My Lords, we recognise that there is a problem and we are taking the steps required to ensure that where an EWS1 form is requested, it is easier to get the professional to carry it out, but also encouraging the banks to look at other documentation as an alternative—a proxy—to show that the buildings are safe. It is important that we go ahead and identify those buildings whose external wall systems require remediation.

In November last year, the Government issued a statement recognising that the number of fire engineers qualified to provide these certificates, at 300 people, was woefully inadequate. They said that they would provide finance to fund 2,000 further qualified people within six months and ensure adequate sources of professional indemnity insurance. How many additional people have been funded by the Government to provide the certificate required, and precisely what further insurance has now been, or will be, made available in the market or elsewhere for these other people?

My Lords, that is quite right: we have committed to a £700,000 funding scheme to train up to 2,000 surveyors. That has already begun, and I will write to the noble Lord with the precise number that have been trained up to this point. We have also announced a bespoke insurance model to ensure that professionals have access to professional indemnity insurance cover. Details will be published in due course.

At the heart of this is a very simple question, which I do not believe the Minster has actually answered: what action do the Government intend to take in the event that mortgage lenders continue to insist on this form being obtained for buildings that do not actually need one, according to the RICS criteria, with sellers finding themselves in a classic Catch-22 situation?

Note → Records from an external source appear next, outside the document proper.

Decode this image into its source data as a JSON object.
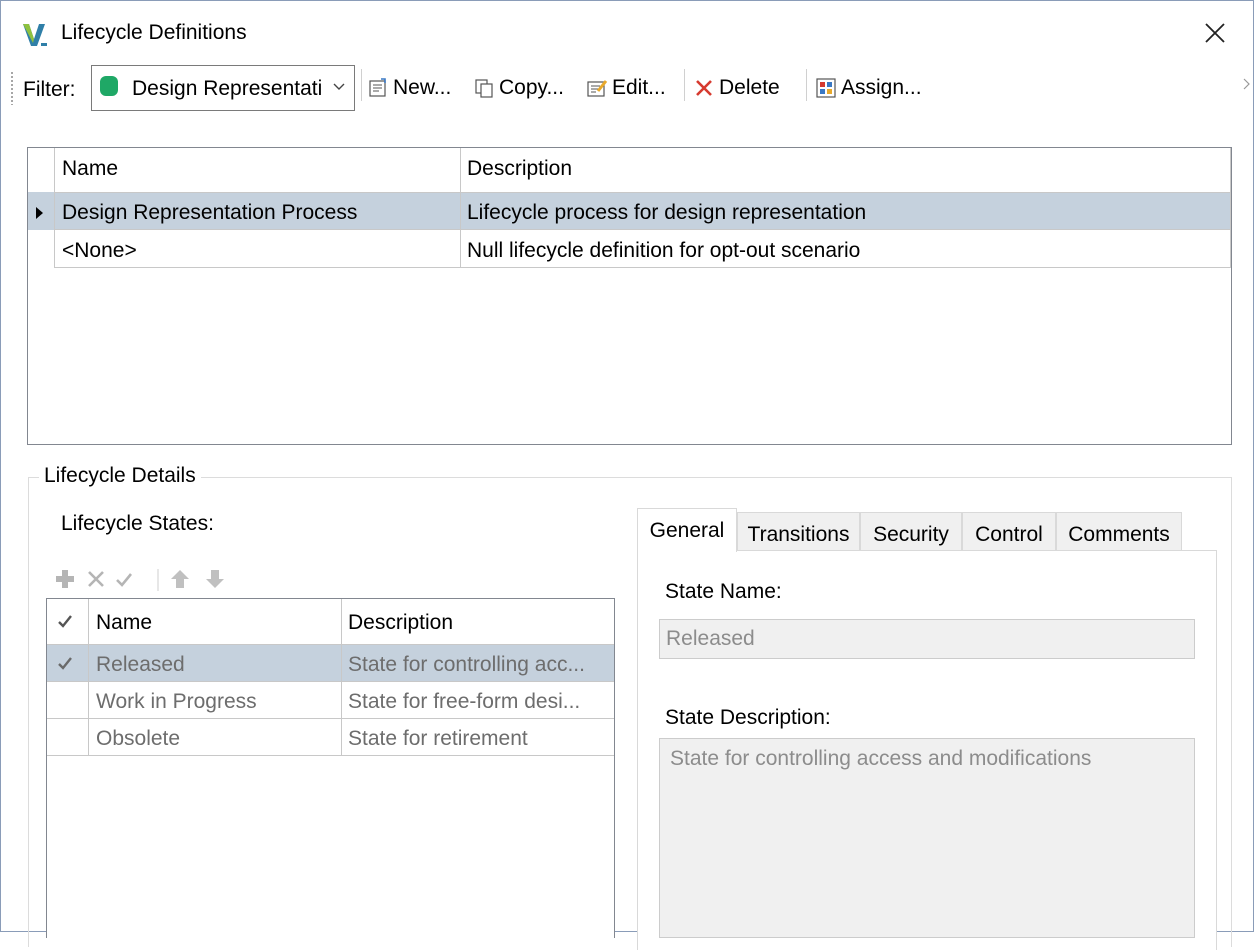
{
  "window": {
    "title": "Lifecycle Definitions"
  },
  "toolbar": {
    "filter_label": "Filter:",
    "filter_value": "Design Representation Process",
    "filter_color": "#1fa866",
    "new_label": "New...",
    "copy_label": "Copy...",
    "edit_label": "Edit...",
    "delete_label": "Delete",
    "assign_label": "Assign..."
  },
  "definitions": {
    "columns": [
      "Name",
      "Description"
    ],
    "rows": [
      {
        "name": "Design Representation Process",
        "description": "Lifecycle process for design representation",
        "selected": true
      },
      {
        "name": "<None>",
        "description": "Null lifecycle definition for opt-out scenario",
        "selected": false
      }
    ]
  },
  "details": {
    "group_label": "Lifecycle Details",
    "states_label": "Lifecycle States:",
    "states_columns": [
      "Name",
      "Description"
    ],
    "states": [
      {
        "name": "Released",
        "description": "State for controlling acc...",
        "checked": true,
        "selected": true
      },
      {
        "name": "Work in Progress",
        "description": "State for free-form desi...",
        "checked": false,
        "selected": false
      },
      {
        "name": "Obsolete",
        "description": "State for retirement",
        "checked": false,
        "selected": false
      }
    ],
    "tabs": [
      "General",
      "Transitions",
      "Security",
      "Control",
      "Comments"
    ],
    "active_tab": "General",
    "general": {
      "state_name_label": "State Name:",
      "state_name_value": "Released",
      "state_description_label": "State Description:",
      "state_description_value": "State for controlling access and modifications"
    }
  },
  "colors": {
    "selection": "#c5d1dd",
    "grid_border": "#828790"
  }
}
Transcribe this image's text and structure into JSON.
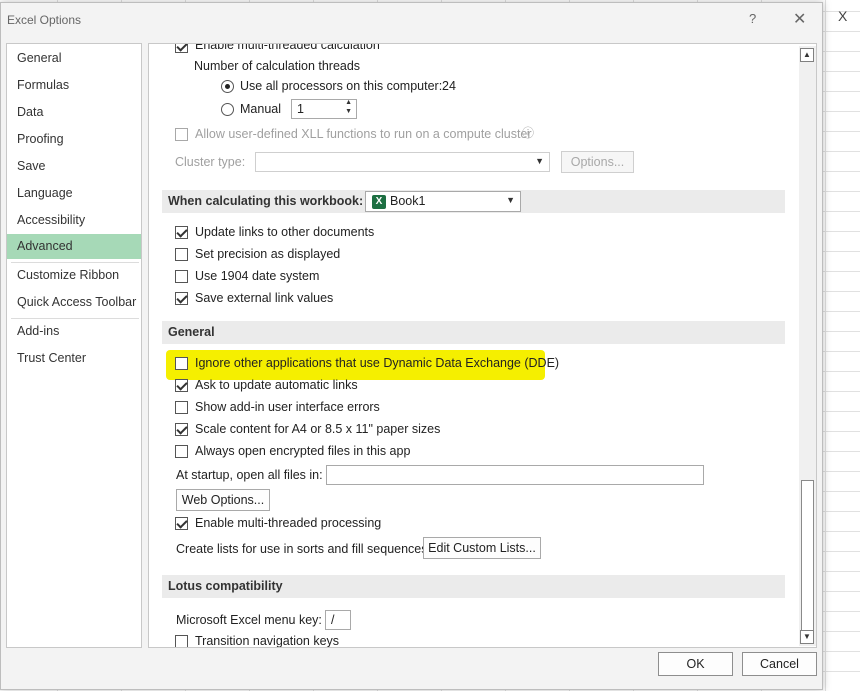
{
  "background": {
    "close_glyph": "X"
  },
  "dialog": {
    "title": "Excel Options",
    "help_label": "?",
    "close_label": "✕"
  },
  "nav": {
    "items": [
      {
        "label": "General"
      },
      {
        "label": "Formulas"
      },
      {
        "label": "Data"
      },
      {
        "label": "Proofing"
      },
      {
        "label": "Save"
      },
      {
        "label": "Language"
      },
      {
        "label": "Accessibility"
      },
      {
        "label": "Advanced"
      },
      {
        "label": "Customize Ribbon"
      },
      {
        "label": "Quick Access Toolbar"
      },
      {
        "label": "Add-ins"
      },
      {
        "label": "Trust Center"
      }
    ],
    "selected": "Advanced"
  },
  "formulas": {
    "multithread_label": "Enable multi-threaded calculation",
    "threads_label": "Number of calculation threads",
    "all_processors_label": "Use all processors on this computer:",
    "processor_count": "24",
    "manual_label": "Manual",
    "manual_value": "1",
    "xll_label": "Allow user-defined XLL functions to run on a compute cluster",
    "info_glyph": "ⓘ",
    "cluster_type_label": "Cluster type:",
    "options_button": "Options..."
  },
  "workbook": {
    "header_label": "When calculating this workbook:",
    "workbook_name": "Book1",
    "icon_letter": "X",
    "options": [
      {
        "label": "Update links to other documents",
        "checked": true
      },
      {
        "label": "Set precision as displayed",
        "checked": false
      },
      {
        "label": "Use 1904 date system",
        "checked": false
      },
      {
        "label": "Save external link values",
        "checked": true
      }
    ]
  },
  "general": {
    "header": "General",
    "options": [
      {
        "label": "Ignore other applications that use Dynamic Data Exchange (DDE)",
        "checked": false
      },
      {
        "label": "Ask to update automatic links",
        "checked": true
      },
      {
        "label": "Show add-in user interface errors",
        "checked": false
      },
      {
        "label": "Scale content for A4 or 8.5 x 11\" paper sizes",
        "checked": true
      },
      {
        "label": "Always open encrypted files in this app",
        "checked": false
      }
    ],
    "startup_label": "At startup, open all files in:",
    "startup_value": "",
    "web_options_button": "Web Options...",
    "multithread_processing_label": "Enable multi-threaded processing",
    "multithread_processing_checked": true,
    "custom_lists_label": "Create lists for use in sorts and fill sequences:",
    "custom_lists_button": "Edit Custom Lists..."
  },
  "lotus": {
    "header": "Lotus compatibility",
    "menu_key_label": "Microsoft Excel menu key:",
    "menu_key_value": "/",
    "transition_keys_label": "Transition navigation keys"
  },
  "footer": {
    "ok_label": "OK",
    "cancel_label": "Cancel"
  },
  "colors": {
    "nav_selected": "#a6d9b7",
    "highlight": "#f5ef00",
    "excel_green": "#1d6f42"
  }
}
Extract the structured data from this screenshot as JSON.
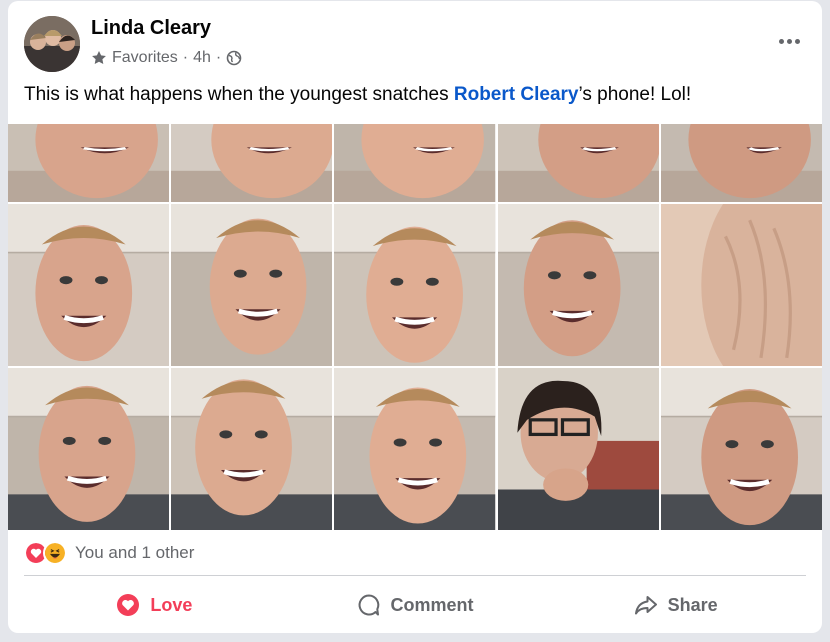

My Lords, we recognise that there may still be an outstanding problem. Where the building is outside the scope of the RICS guidelines and lenders are still insisting on the form, we ask that sellers take that up with RICS in the first instance. But I point out that 80% of lenders have adopted the RICS guidance formally, so people who are purchasing properties have a choice in the market to go to lenders that will follow that guidance.